Every year, Coloradans hear about the challenges of balancing the state budget. Amendment 72 is bad fiscal policy, and will further complicate our hard work for a balanced budget. There are already several conflicting spending requirements in the Colorado Constitution — such as education spending — and ever-increasing federal mandates for healthcare. Legislators want to be able to optimize the budget and make the best decisions at the right times for Coloradans, but it’s difficult to provide the basic services that taxpayers expect while having to adhere to forced spending mandates in the Constitution. Our state budget is complex enough without adding one more stupid constitutional spending mandate to tangle it further.
Amendment 72 is just another mandate that would lock $315 million per year in new spending into our state’s constitution, with no specific goals and with virtually no oversight or accountability. The programs funded by this tax hike have not even been determined, and 51 percent of the new spending would go toward grants for which grant guidelines have not even been written yet. This is simply bad government policy, and will undermine the confidence of taxpayers in how their hard-earned dollars are spent. If Colorado is going to increase taxes, voters deserve to know exactly how the money will be spent, and that it will not be wasted or arbitrarily diverted by the legislature.
The proponents of Amendment 72 have not been transparent. They claim these funds support smoking prevention and cessation, yet less than 20 percent of the new tax dollars will go toward these programs. Colorado has more important budget needs like better schools, more money for roads and maintenance and funding for local governments. Amendment 72 would dedicate zero dollars to any of these important needs.
Colorado already funds smoking cessation programs that have already been effective enough to significantly lower tobacco use and the revenue from tobacco sales, so it is unlikely that additional punitive controls will produce the revenue promised by Amendment 72. Any new state programs would also depend on declining tobacco revenue. If new tobacco revenue is not available, special interests will almost certainly turn to other taxpayer money to supplement their pet projects at the expense of other pressing needs. The truth is, Amendment 72 will certainly encourage a growth in black market smuggling of illegal cigarettes, more expensive enforcement and more “tobacco criminals” to house in our prisons.
As most voters, we are not smokers and want to encourage smokers to quit. Unfortunately, Amendment 72 is designed as a “sin tax” to punish poor smokers to pay for unrelated projects for special interests. Of course, rich smokers can continue to smoke, but won’t be as penalized as much as the poor. That’s just bad policy and lacks compassion to the poor who are already strapped with tremendously expensive tobacco taxes and basic costs of living.
Voters need to be very careful about any vote to change the constitution, especially for highly-funded special interests. In case of waste, fraud, abuse or a fiscal emergency, the only way to change it would be another statewide vote of the people. Please join us in voting no on Amendment 72.

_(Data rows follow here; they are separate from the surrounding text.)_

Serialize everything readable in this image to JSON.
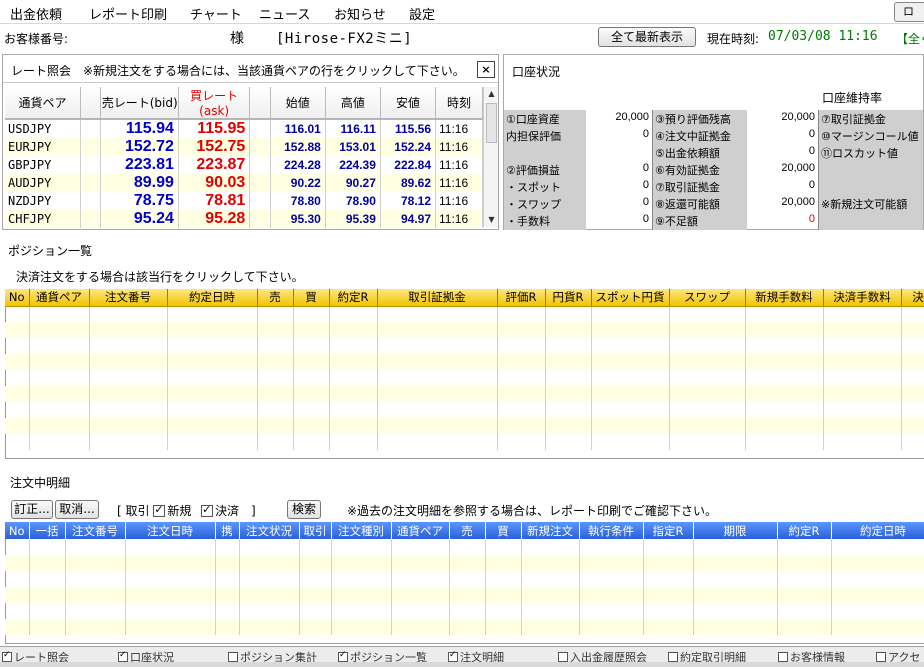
{
  "menu": {
    "items": [
      "出金依頼",
      "レポート印刷",
      "チャート",
      "ニュース",
      "お知らせ",
      "設定"
    ],
    "close_label": "ロ"
  },
  "header": {
    "customer_label": "お客様番号:",
    "sama": "様",
    "service": "[Hirose-FX2ミニ]",
    "refresh_all": "全て最新表示",
    "time_label": "現在時刻:",
    "time_value": "07/03/08 11:16",
    "time_extra": "【全ぐ"
  },
  "rate_panel": {
    "title": "レート照会",
    "note": "※新規注文をする場合には、当該通貨ペアの行をクリックして下さい。",
    "close": "×",
    "headers": [
      "通貨ペア",
      "",
      "売レート(bid)",
      "買レート(ask)",
      "",
      "始値",
      "高値",
      "安値",
      "時刻"
    ],
    "rows": [
      {
        "pair": "USDJPY",
        "bid": "115.94",
        "ask": "115.95",
        "open": "116.01",
        "high": "116.11",
        "low": "115.56",
        "time": "11:16"
      },
      {
        "pair": "EURJPY",
        "bid": "152.72",
        "ask": "152.75",
        "open": "152.88",
        "high": "153.01",
        "low": "152.24",
        "time": "11:16"
      },
      {
        "pair": "GBPJPY",
        "bid": "223.81",
        "ask": "223.87",
        "open": "224.28",
        "high": "224.39",
        "low": "222.84",
        "time": "11:16"
      },
      {
        "pair": "AUDJPY",
        "bid": "89.99",
        "ask": "90.03",
        "open": "90.22",
        "high": "90.27",
        "low": "89.62",
        "time": "11:16"
      },
      {
        "pair": "NZDJPY",
        "bid": "78.75",
        "ask": "78.81",
        "open": "78.80",
        "high": "78.90",
        "low": "78.12",
        "time": "11:16"
      },
      {
        "pair": "CHFJPY",
        "bid": "95.24",
        "ask": "95.28",
        "open": "95.30",
        "high": "95.39",
        "low": "94.97",
        "time": "11:16"
      }
    ]
  },
  "account_panel": {
    "title": "口座状況",
    "maintenance": "口座維持率",
    "col1": [
      {
        "label": "①口座資産",
        "value": "20,000"
      },
      {
        "label": "内担保評価",
        "value": "0"
      },
      {
        "label": "",
        "value": ""
      },
      {
        "label": "②評価損益",
        "value": "0"
      },
      {
        "label": "・スポット",
        "value": "0"
      },
      {
        "label": "・スワップ",
        "value": "0"
      },
      {
        "label": "・手数料",
        "value": "0"
      }
    ],
    "col2": [
      {
        "label": "③預り評価残高",
        "value": "20,000"
      },
      {
        "label": "④注文中証拠金",
        "value": "0"
      },
      {
        "label": "⑤出金依頼額",
        "value": "0"
      },
      {
        "label": "⑥有効証拠金",
        "value": "20,000"
      },
      {
        "label": "⑦取引証拠金",
        "value": "0"
      },
      {
        "label": "⑧返還可能額",
        "value": "20,000"
      },
      {
        "label": "⑨不足額",
        "value": "0"
      }
    ],
    "col3": [
      {
        "label": "⑦取引証拠金",
        "value": ""
      },
      {
        "label": "⑩マージンコール値",
        "value": ""
      },
      {
        "label": "⑪ロスカット値",
        "value": ""
      },
      {
        "label": "",
        "value": ""
      },
      {
        "label": "",
        "value": ""
      },
      {
        "label": "※新規注文可能額",
        "value": ""
      },
      {
        "label": "",
        "value": ""
      }
    ]
  },
  "positions": {
    "title": "ポジション一覧",
    "note": "決済注文をする場合は該当行をクリックして下さい。",
    "headers": [
      "No",
      "通貨ペア",
      "注文番号",
      "約定日時",
      "売",
      "買",
      "約定R",
      "取引証拠金",
      "評価R",
      "円貨R",
      "スポット円貨",
      "スワップ",
      "新規手数料",
      "決済手数料",
      "決"
    ]
  },
  "orders": {
    "title": "注文中明細",
    "edit_button": "訂正...",
    "cancel_button": "取消...",
    "filter_prefix": "[ 取引",
    "filter_new": "新規",
    "filter_settle": "決済",
    "filter_suffix": "]",
    "search_button": "検索",
    "note": "※過去の注文明細を参照する場合は、レポート印刷でご確認下さい。",
    "headers": [
      "No",
      "一括",
      "注文番号",
      "注文日時",
      "携",
      "注文状況",
      "取引",
      "注文種別",
      "通貨ペア",
      "売",
      "買",
      "新規注文",
      "執行条件",
      "指定R",
      "期限",
      "約定R",
      "約定日時"
    ]
  },
  "bottom_tabs": [
    {
      "label": "レート照会",
      "checked": true
    },
    {
      "label": "口座状況",
      "checked": true
    },
    {
      "label": "ポジション集計",
      "checked": false
    },
    {
      "label": "ポジション一覧",
      "checked": true
    },
    {
      "label": "注文明細",
      "checked": true
    },
    {
      "label": "入出金履歴照会",
      "checked": false
    },
    {
      "label": "約定取引明細",
      "checked": false
    },
    {
      "label": "お客様情報",
      "checked": false
    },
    {
      "label": "アクセ",
      "checked": false
    }
  ],
  "colors": {
    "bid": "#0000c8",
    "ask": "#e00000",
    "time_green": "#007a00",
    "row_alt": "#ffffe2",
    "pos_header": "#f2c400",
    "ord_header": "#2a5fd8"
  }
}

David Schultheis is a former state senator. Sen. Kent Lambert is vice chairman of the Joint Budget Committee and vice chairman of Senate Appropriations Committee. He represents Senate District 9, which includes parts of Colorado Springs.